After months of blustering about launching a disruptive, national OTT-delivered pay-TV service this year, T-Mobile has reportedly delayed the debut to sometime in 2019.
T-Mobile US Inc. , which got into the pay-TV game in January via its $325 million acquisition of Denver-based Layer3 TV, is pushing off the launch because "the project proved more complex than expected," Bloomberg reported Thursday, citing people familiar with the situation. (See T-Mobile buys Layer3 TV, plans OTT launch.)
T-Mobile didn't immediately respond to a request for comment, but company execs have most recently talked up plans to launch a national in-home version of the service this year, with a "second phase" focused on mobility to arrive sometime in 2019.
Now, it appears that all aspects of a new, national OTT-TV service are being pushed out. Prior to being acquired by T-Mobile, Layer3 TV was focused on a big bundle TV service in a handful of markets, including Los Angeles; Chicago; Dallas/Fort Worth; Longmont, Colo.; and Washington, D.C. Layer3 TV had about 5,000 customers when T-Mobile acquired it.
Update: Don't expect a lengthy delay for the initial launch of the national version of T-Mobile's pay-TV offering. According to people familiar with the situation, the debut is more likely to come around the start of the New Year -- the Chinese New Year, which happens to be Tuesday, Feb. 5, 2019.
Update II: On Thursday, a T-Mobile official told Light Reading that the "team is hard at work" on the new pay-TV product, but didn't elaborate with respect to questions about the updated timing on the launch window.
The reported delay on the national TV launch enters the frame as T-Mobile and Sprint Corp. (NYSE: S) try to get their proposed merger approved. The focus and work involved on that process are also believed to have played a big part in the decision to delay the launch until 2019.

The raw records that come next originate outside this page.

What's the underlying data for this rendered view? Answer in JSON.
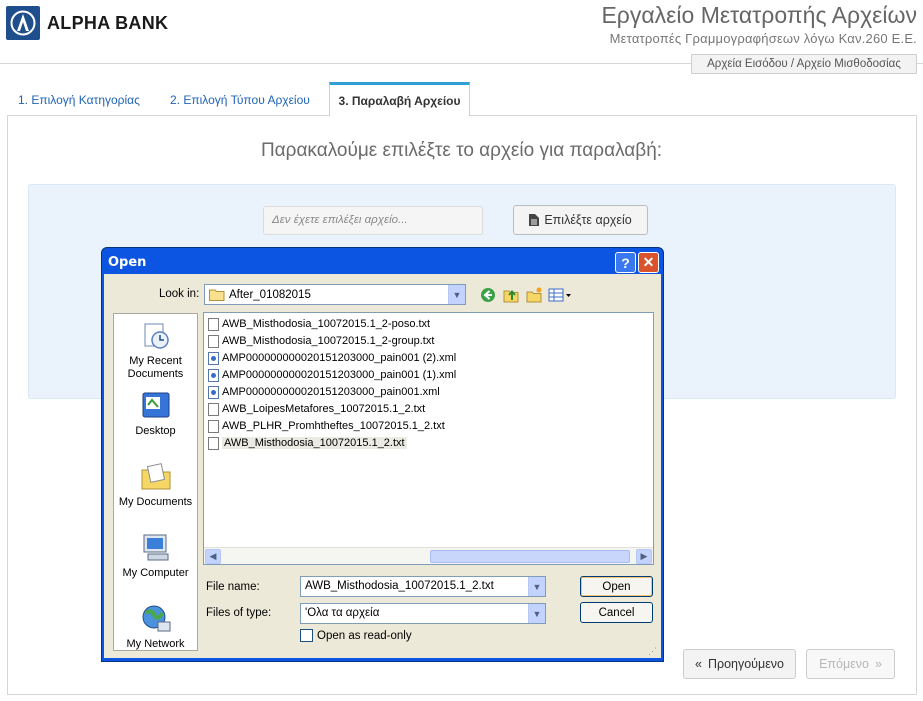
{
  "header": {
    "brand": "ALPHA BANK",
    "app_title": "Εργαλείο Μετατροπής Αρχείων",
    "app_subtitle": "Μετατροπές Γραμμογραφήσεων λόγω Καν.260 Ε.Ε.",
    "breadcrumb": "Αρχεία Εισόδου / Αρχείο Μισθοδοσίας"
  },
  "tabs": [
    {
      "label": "1. Επιλογή Κατηγορίας"
    },
    {
      "label": "2. Επιλογή Τύπου Αρχείου"
    },
    {
      "label": "3. Παραλαβή Αρχείου"
    }
  ],
  "main": {
    "prompt": "Παρακαλούμε επιλέξτε το αρχείο για παραλαβή:",
    "file_placeholder": "Δεν έχετε επιλέξει αρχείο...",
    "choose_button": "Επιλέξτε αρχείο",
    "prev_button": "Προηγούμενο",
    "next_button": "Επόμενο"
  },
  "dialog": {
    "title": "Open",
    "look_in_label": "Look in:",
    "look_in_value": "After_01082015",
    "places": [
      {
        "label": "My Recent Documents",
        "icon": "recent-documents-icon"
      },
      {
        "label": "Desktop",
        "icon": "desktop-icon"
      },
      {
        "label": "My Documents",
        "icon": "my-documents-icon"
      },
      {
        "label": "My Computer",
        "icon": "my-computer-icon"
      },
      {
        "label": "My Network",
        "icon": "my-network-icon"
      }
    ],
    "files": [
      {
        "name": "AWB_Misthodosia_10072015.1_2-poso.txt",
        "type": "txt"
      },
      {
        "name": "AWB_Misthodosia_10072015.1_2-group.txt",
        "type": "txt"
      },
      {
        "name": "AMP000000000020151203000_pain001 (2).xml",
        "type": "xml"
      },
      {
        "name": "AMP000000000020151203000_pain001 (1).xml",
        "type": "xml"
      },
      {
        "name": "AMP000000000020151203000_pain001.xml",
        "type": "xml"
      },
      {
        "name": "AWB_LoipesMetafores_10072015.1_2.txt",
        "type": "txt"
      },
      {
        "name": "AWB_PLHR_Promhtheftes_10072015.1_2.txt",
        "type": "txt"
      },
      {
        "name": "AWB_Misthodosia_10072015.1_2.txt",
        "type": "txt",
        "selected": true
      }
    ],
    "file_name_label": "File name:",
    "file_name_value": "AWB_Misthodosia_10072015.1_2.txt",
    "file_type_label": "Files of type:",
    "file_type_value": "'Ολα τα αρχεία",
    "readonly_label": "Open as read-only",
    "open_button": "Open",
    "cancel_button": "Cancel"
  }
}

T-Mobile, which plans to use its coming 5G network to distribute the new TV service, has been telling regulators that the merger with Sprint would be key in creating the scale required to develop and launch a competitive and disruptive national pay TV service. In June, T-Mobile whined in its public interest statement that Layer3 TV's content acquisition costs are as much as 30% higher than larger MVPDs for the same programming and that Layer3 TV's small customer base precluded it from getting volume discounts on content. (See T-Mobile Promises 'A Lot of Firsts' for New OTT TV Service and T-Mobile Forming 'Wireless First' TV Strategy.)
T-Mobile has been boldly claiming that its disruptive OTT-TV service would have "a lot of firsts," but has also been extremely vague about what those firsts would be, other than to mention that it would try to extend the smartphone experience to the TV. (See T-Mobile Promises 'A Lot of Firsts' for New OTT TV Service.)
Consumers are "sick and tired of these outdated systems that the legacy cable companies have been bringing them, with their outdated program guides and the technology island that your TV represents, as opposed to your highly connected social media-fueled life that you live in your mobile phones," Mike Sievert, T-Mobile's president and COO, said in August. (See T-Mobile to Play the Customer Care Card With Layer3 TV .)
Easier said than done. Bloomberg reports today that T-Mobile was faced with having to launch a me-too, "garden-variety streaming platform," or waiting until it was in position to develop and launch a "groundbreaking product."
It appears to have taken the latter path, though people familiar with the situation tell Light Reading that the product is pretty much ready to go and the delay into 2019 has nothing to do with getting programming rights for the national offering. Still, when T-Mobile launches the new product, it will be facing off with competition that includes cable operators and other traditional MVPDs, as well as a crowded field of virtual MVPD services that include Sling TV, DirecTV Now, Hulu, PlayStation Vue, YouTube TV, fuboTV, Philo and a just-launched offering from Vidgo. (See Vidgo Soft-Launches National OTT-TV Service .)
Though the pay-TV market probably doesn't need yet another OTT-TV entrant just this instant, a delay in T-Mobile's national service launch will certainly be viewed by some as a setback and perhaps a bit of an embarrassment, given that the company has been making audacious claims about the coming service for months on end. (See OTT-TV Gains Slow to a Crawl in Q3, but Cord-Cutting Does Not – Analyst.)
— Jeff Baumgartner, Senior Editor, Light Reading